- [Records excerpted from a collection]
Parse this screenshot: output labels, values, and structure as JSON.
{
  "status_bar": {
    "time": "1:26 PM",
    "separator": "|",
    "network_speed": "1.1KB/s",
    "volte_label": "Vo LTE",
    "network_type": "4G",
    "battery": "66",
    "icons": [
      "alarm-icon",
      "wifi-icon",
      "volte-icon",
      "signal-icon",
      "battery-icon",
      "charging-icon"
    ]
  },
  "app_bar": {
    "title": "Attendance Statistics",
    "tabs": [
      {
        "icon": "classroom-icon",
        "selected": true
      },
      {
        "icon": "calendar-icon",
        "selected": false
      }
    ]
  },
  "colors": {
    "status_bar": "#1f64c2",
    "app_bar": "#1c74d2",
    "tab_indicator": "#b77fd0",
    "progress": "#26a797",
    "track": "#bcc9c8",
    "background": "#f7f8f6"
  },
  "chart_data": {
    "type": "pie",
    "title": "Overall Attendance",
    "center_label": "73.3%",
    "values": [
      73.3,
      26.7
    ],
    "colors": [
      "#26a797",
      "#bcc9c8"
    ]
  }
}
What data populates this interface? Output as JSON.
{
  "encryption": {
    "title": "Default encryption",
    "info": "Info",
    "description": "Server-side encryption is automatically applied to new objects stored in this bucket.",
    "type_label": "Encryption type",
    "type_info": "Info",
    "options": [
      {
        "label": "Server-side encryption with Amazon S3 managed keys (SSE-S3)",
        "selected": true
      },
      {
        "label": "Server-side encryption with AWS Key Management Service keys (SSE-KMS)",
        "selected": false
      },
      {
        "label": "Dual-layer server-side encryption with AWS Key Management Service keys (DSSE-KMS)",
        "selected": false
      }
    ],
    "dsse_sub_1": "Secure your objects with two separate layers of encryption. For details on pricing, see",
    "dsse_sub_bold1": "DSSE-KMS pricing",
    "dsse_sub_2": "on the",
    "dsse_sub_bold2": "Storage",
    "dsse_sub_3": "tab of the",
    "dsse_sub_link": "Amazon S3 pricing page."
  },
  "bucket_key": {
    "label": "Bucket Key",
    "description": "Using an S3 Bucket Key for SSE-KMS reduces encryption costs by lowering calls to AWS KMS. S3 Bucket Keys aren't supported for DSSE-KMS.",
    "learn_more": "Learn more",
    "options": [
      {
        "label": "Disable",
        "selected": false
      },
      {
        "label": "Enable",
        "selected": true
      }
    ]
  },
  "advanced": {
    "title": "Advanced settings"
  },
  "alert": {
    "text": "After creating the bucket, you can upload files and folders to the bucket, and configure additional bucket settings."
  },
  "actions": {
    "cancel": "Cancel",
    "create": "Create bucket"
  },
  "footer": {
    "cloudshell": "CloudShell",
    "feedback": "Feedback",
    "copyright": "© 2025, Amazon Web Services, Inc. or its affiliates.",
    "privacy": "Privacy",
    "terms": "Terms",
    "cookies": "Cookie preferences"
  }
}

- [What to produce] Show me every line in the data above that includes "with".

- [Output for this task]
        "label": "Server-side encryption with Amazon S3 managed keys (SSE-S3)",
        "label": "Server-side encryption with AWS Key Management Service keys (SSE-KMS)",
        "label": "Dual-layer server-side encryption with AWS Key Management Service keys (DSSE-KMS)",
    "dsse_sub_1": "Secure your objects with two separate layers of encryption. For details on pricing, see",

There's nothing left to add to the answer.